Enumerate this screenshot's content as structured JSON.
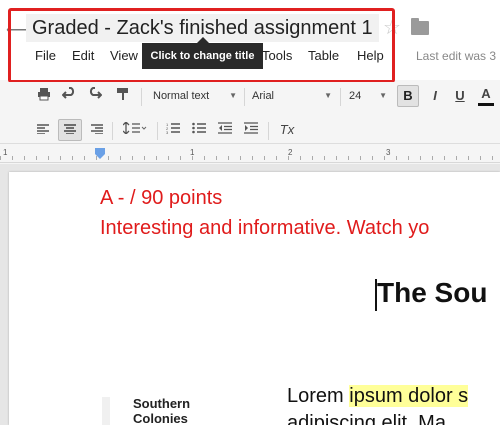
{
  "header": {
    "back_glyph": "⟵",
    "title": "Graded - Zack's finished assignment 1",
    "star_glyph": "☆",
    "last_edit": "Last edit was 3"
  },
  "menu": {
    "file": "File",
    "edit": "Edit",
    "view": "View",
    "tools": "Tools",
    "table": "Table",
    "help": "Help"
  },
  "tooltip": {
    "text": "Click to change title"
  },
  "toolbar": {
    "style": "Normal text",
    "font": "Arial",
    "size": "24",
    "bold": "B",
    "italic": "I",
    "underline": "U",
    "text_color": "A",
    "clear_format": "Tx"
  },
  "ruler": {
    "n1": "1",
    "n2": "1",
    "n3": "2",
    "n4": "3"
  },
  "document": {
    "grade": "A - / 90 points",
    "comment": "Interesting and informative. Watch yo",
    "heading": "The Sou",
    "body_start": "Lorem ",
    "body_highlight": "ipsum dolor s",
    "body_line2": "adipiscing elit. Ma",
    "side_label_1": "Southern",
    "side_label_2": "Colonies"
  },
  "colors": {
    "annotation_red": "#e01b1b",
    "highlight_box": "#e02020",
    "text_highlight": "#ffff99"
  },
  "icons": [
    "back-arrow-icon",
    "star-icon",
    "folder-icon",
    "print-icon",
    "undo-icon",
    "redo-icon",
    "paint-format-icon",
    "bold-icon",
    "italic-icon",
    "underline-icon",
    "text-color-icon",
    "align-left-icon",
    "align-center-icon",
    "align-right-icon",
    "line-spacing-icon",
    "numbered-list-icon",
    "bulleted-list-icon",
    "decrease-indent-icon",
    "increase-indent-icon",
    "clear-formatting-icon"
  ]
}
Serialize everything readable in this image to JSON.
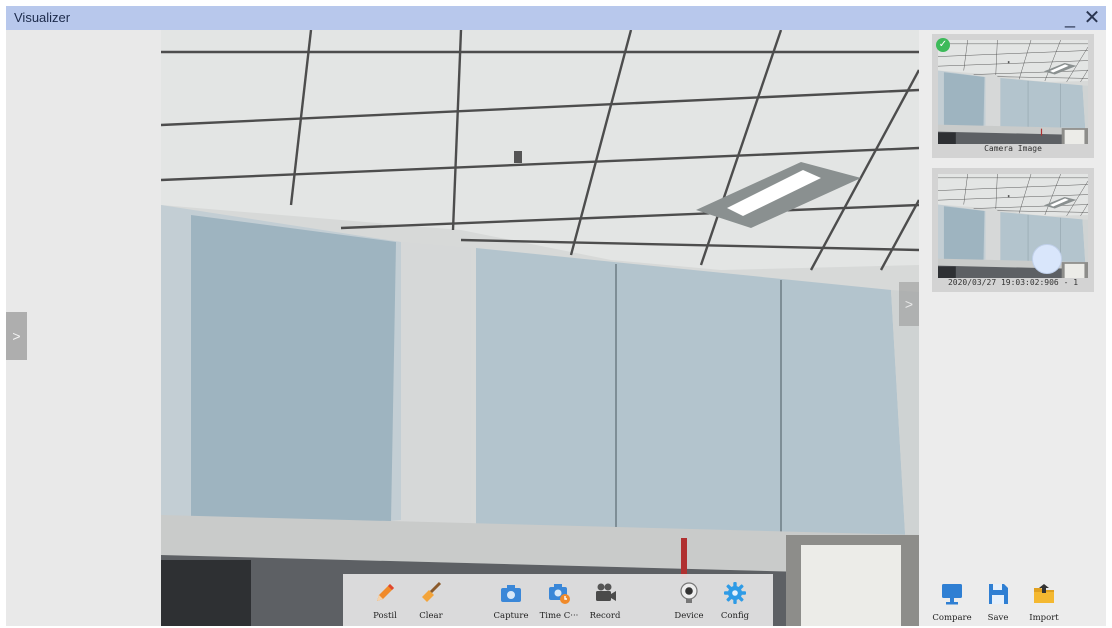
{
  "window": {
    "title": "Visualizer",
    "minimize_glyph": "_",
    "close_glyph": "✕"
  },
  "left_panel": {
    "toggle_glyph": ">"
  },
  "camera": {
    "side_toggle_glyph": ">"
  },
  "toolbar": {
    "items": [
      {
        "label": "Postil",
        "icon": "pencil-icon"
      },
      {
        "label": "Clear",
        "icon": "broom-icon"
      },
      {
        "label": "Capture",
        "icon": "camera-icon"
      },
      {
        "label": "Time C···",
        "icon": "timer-camera-icon"
      },
      {
        "label": "Record",
        "icon": "video-camera-icon"
      },
      {
        "label": "Device",
        "icon": "webcam-icon"
      },
      {
        "label": "Config",
        "icon": "gear-icon"
      }
    ]
  },
  "gallery": {
    "items": [
      {
        "caption": "Camera Image",
        "selected": true
      },
      {
        "caption": "2020/03/27 19:03:02:906 - 1",
        "selected": false
      }
    ]
  },
  "side_actions": [
    {
      "label": "Compare",
      "icon": "monitor-icon"
    },
    {
      "label": "Save",
      "icon": "floppy-icon"
    },
    {
      "label": "Import",
      "icon": "folder-import-icon"
    }
  ],
  "colors": {
    "titlebar": "#b8c8ec",
    "accent_blue": "#3a87d8",
    "check_green": "#3dba5a"
  }
}
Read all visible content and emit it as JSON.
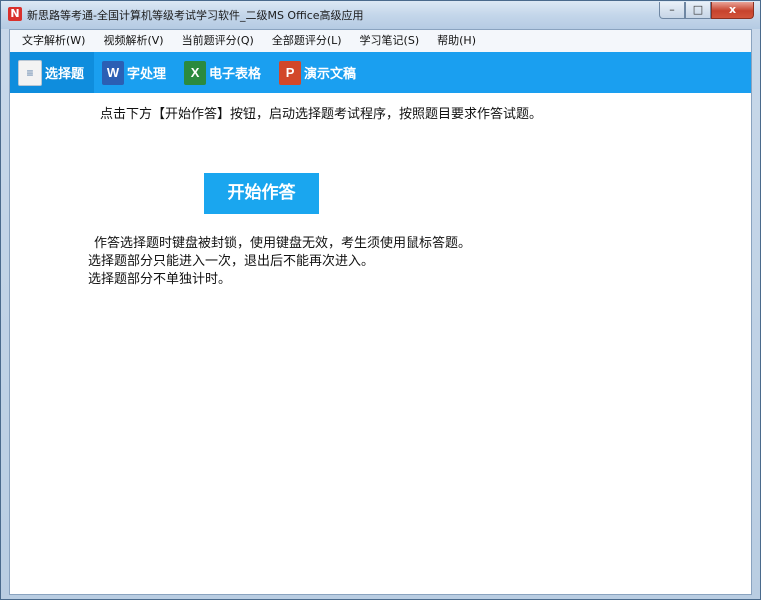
{
  "window": {
    "title": "新思路等考通-全国计算机等级考试学习软件_二级MS Office高级应用",
    "app_icon": "N",
    "minimize": "–",
    "maximize": "□",
    "close": "x"
  },
  "menu": [
    {
      "label": "文字解析(W)"
    },
    {
      "label": "视频解析(V)"
    },
    {
      "label": "当前题评分(Q)"
    },
    {
      "label": "全部题评分(L)"
    },
    {
      "label": "学习笔记(S)"
    },
    {
      "label": "帮助(H)"
    }
  ],
  "tabs": [
    {
      "label": "选择题",
      "icon": "choice-icon",
      "glyph": "≡"
    },
    {
      "label": "字处理",
      "icon": "word-icon",
      "glyph": "W"
    },
    {
      "label": "电子表格",
      "icon": "excel-icon",
      "glyph": "X"
    },
    {
      "label": "演示文稿",
      "icon": "ppt-icon",
      "glyph": "P"
    }
  ],
  "main": {
    "instruction": "点击下方【开始作答】按钮，启动选择题考试程序，按照题目要求作答试题。",
    "start_button": "开始作答",
    "notes": [
      "作答选择题时键盘被封锁，使用键盘无效，考生须使用鼠标答题。",
      "选择题部分只能进入一次，退出后不能再次进入。",
      "选择题部分不单独计时。"
    ]
  },
  "colors": {
    "tab_bar": "#1a9ff0",
    "start_button": "#1aa6ef"
  }
}
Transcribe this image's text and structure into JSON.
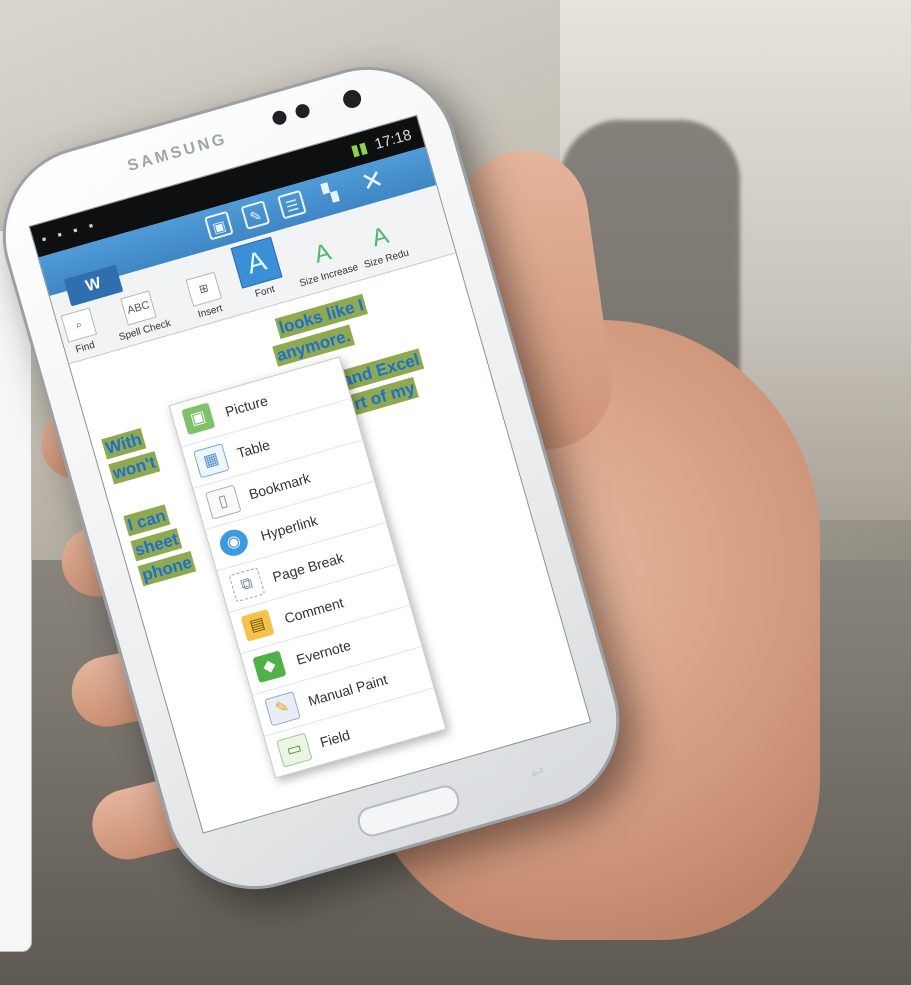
{
  "phone": {
    "brand": "SAMSUNG",
    "status": {
      "time": "17:18",
      "left_icons": "▪ ▪ ▪ ▪"
    }
  },
  "toolbar": {
    "save_icon": "save-icon",
    "edit_icon": "edit-icon",
    "list_icon": "list-icon",
    "grid_icon": "grid-icon",
    "close_glyph": "✕"
  },
  "ribbon": {
    "app_badge": "W",
    "items": [
      {
        "label": "Find",
        "icon": "search-icon"
      },
      {
        "label": "Spell Check",
        "icon_text": "ABC"
      },
      {
        "label": "Insert",
        "icon": "insert-icon"
      },
      {
        "label": "Font",
        "icon_text": "A"
      },
      {
        "label": "Size Increase",
        "icon_text": "A"
      },
      {
        "label": "Size Redu",
        "icon_text": "A"
      }
    ]
  },
  "document": {
    "lines": [
      "looks like I",
      "anymore.",
      "With",
      "point and Excel",
      "won't",
      "comfort of my",
      "I can",
      "sheet",
      "phone"
    ]
  },
  "insert_menu": {
    "items": [
      {
        "label": "Picture",
        "icon": "picture-icon",
        "glyph": "▣"
      },
      {
        "label": "Table",
        "icon": "table-icon",
        "glyph": "▦"
      },
      {
        "label": "Bookmark",
        "icon": "bookmark-icon",
        "glyph": "▯"
      },
      {
        "label": "Hyperlink",
        "icon": "globe-icon",
        "glyph": "◉"
      },
      {
        "label": "Page Break",
        "icon": "page-break-icon",
        "glyph": "⧉"
      },
      {
        "label": "Comment",
        "icon": "comment-icon",
        "glyph": "▤"
      },
      {
        "label": "Evernote",
        "icon": "evernote-icon",
        "glyph": "◆"
      },
      {
        "label": "Manual Paint",
        "icon": "paint-icon",
        "glyph": "✎"
      },
      {
        "label": "Field",
        "icon": "field-icon",
        "glyph": "▭"
      }
    ]
  },
  "colors": {
    "toolbar": "#3f86c4",
    "highlight": "#8ea94f",
    "text": "#1f6fd0"
  }
}
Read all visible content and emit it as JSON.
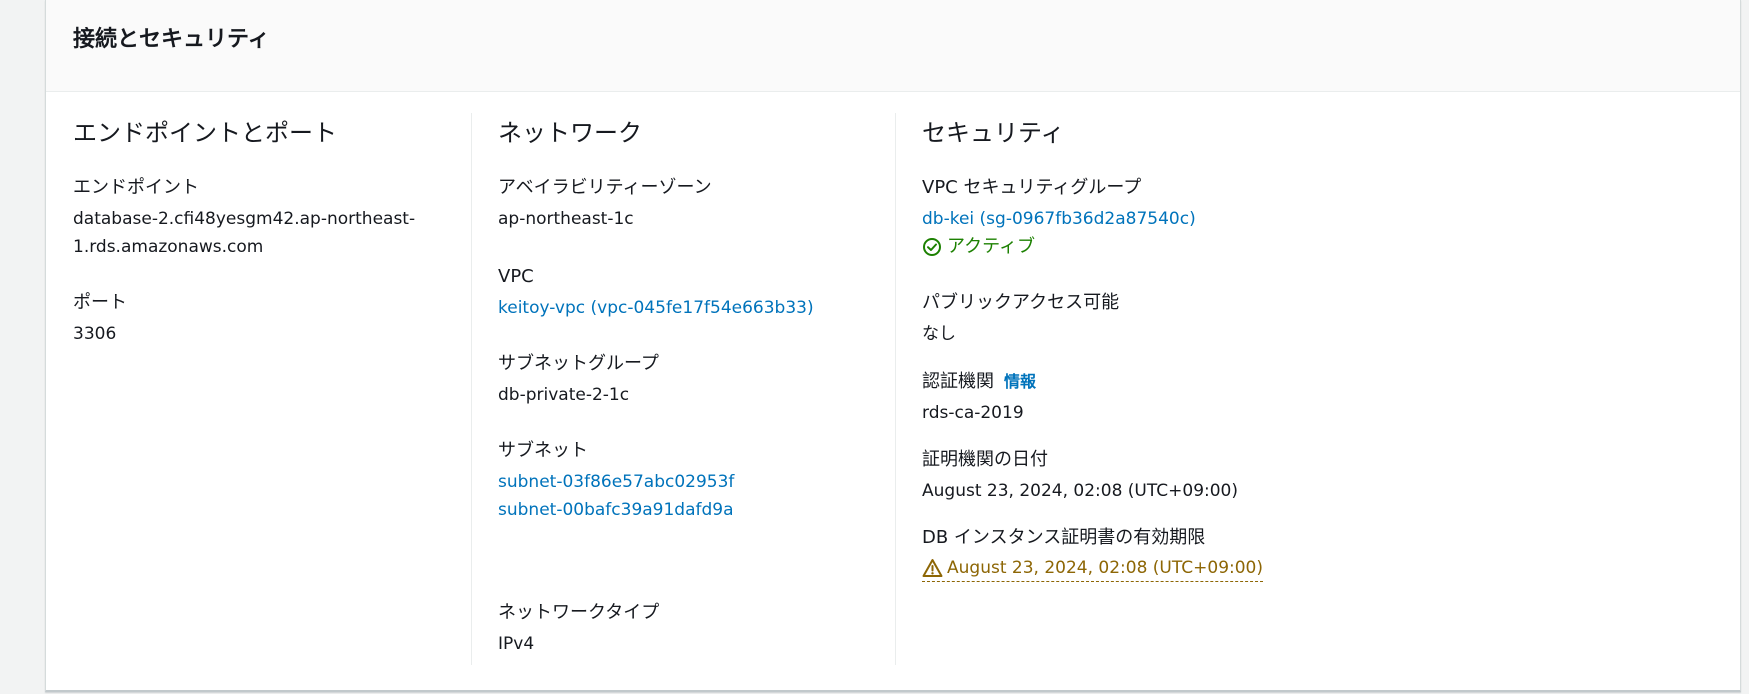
{
  "panel": {
    "title": "接続とセキュリティ"
  },
  "endpoint_section": {
    "title": "エンドポイントとポート",
    "endpoint_label": "エンドポイント",
    "endpoint_line1": "database-2.cfi48yesgm42.ap-northeast-",
    "endpoint_line2": "1.rds.amazonaws.com",
    "port_label": "ポート",
    "port_value": "3306"
  },
  "network_section": {
    "title": "ネットワーク",
    "az_label": "アベイラビリティーゾーン",
    "az_value": "ap-northeast-1c",
    "vpc_label": "VPC",
    "vpc_value": "keitoy-vpc (vpc-045fe17f54e663b33)",
    "subnet_group_label": "サブネットグループ",
    "subnet_group_value": "db-private-2-1c",
    "subnets_label": "サブネット",
    "subnets": [
      "subnet-03f86e57abc02953f",
      "subnet-00bafc39a91dafd9a"
    ],
    "network_type_label": "ネットワークタイプ",
    "network_type_value": "IPv4"
  },
  "security_section": {
    "title": "セキュリティ",
    "vpc_sg_label": "VPC セキュリティグループ",
    "vpc_sg_value": "db-kei (sg-0967fb36d2a87540c)",
    "vpc_sg_status": "アクティブ",
    "public_access_label": "パブリックアクセス可能",
    "public_access_value": "なし",
    "ca_label": "認証機関",
    "ca_info_link": "情報",
    "ca_value": "rds-ca-2019",
    "ca_date_label": "証明機関の日付",
    "ca_date_value": "August 23, 2024, 02:08 (UTC+09:00)",
    "cert_expiry_label": "DB インスタンス証明書の有効期限",
    "cert_expiry_value": "August 23, 2024, 02:08 (UTC+09:00)"
  },
  "colors": {
    "link": "#0073bb",
    "success": "#1d8102",
    "warning": "#8d6605"
  },
  "icons": {
    "status_ok": "check-circle-icon",
    "status_warn": "warning-triangle-icon"
  }
}
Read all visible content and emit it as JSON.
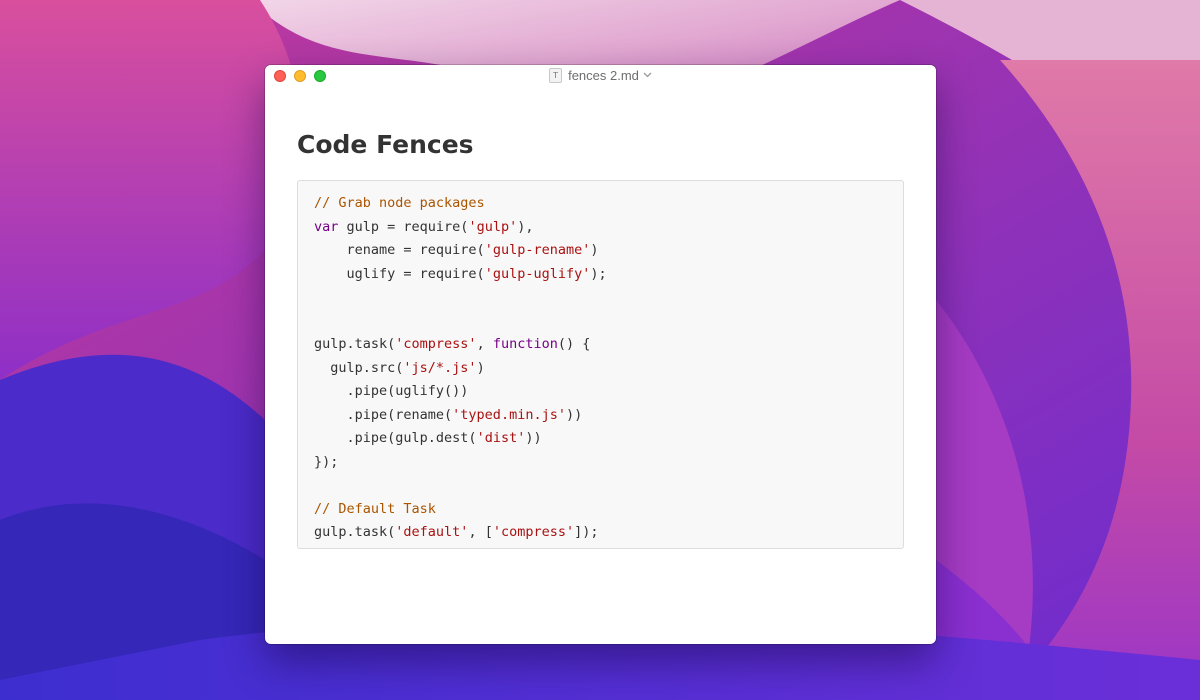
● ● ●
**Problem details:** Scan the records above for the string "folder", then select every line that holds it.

**Answer below:**
    "folder-icon",
      "icon": "folder-import-icon"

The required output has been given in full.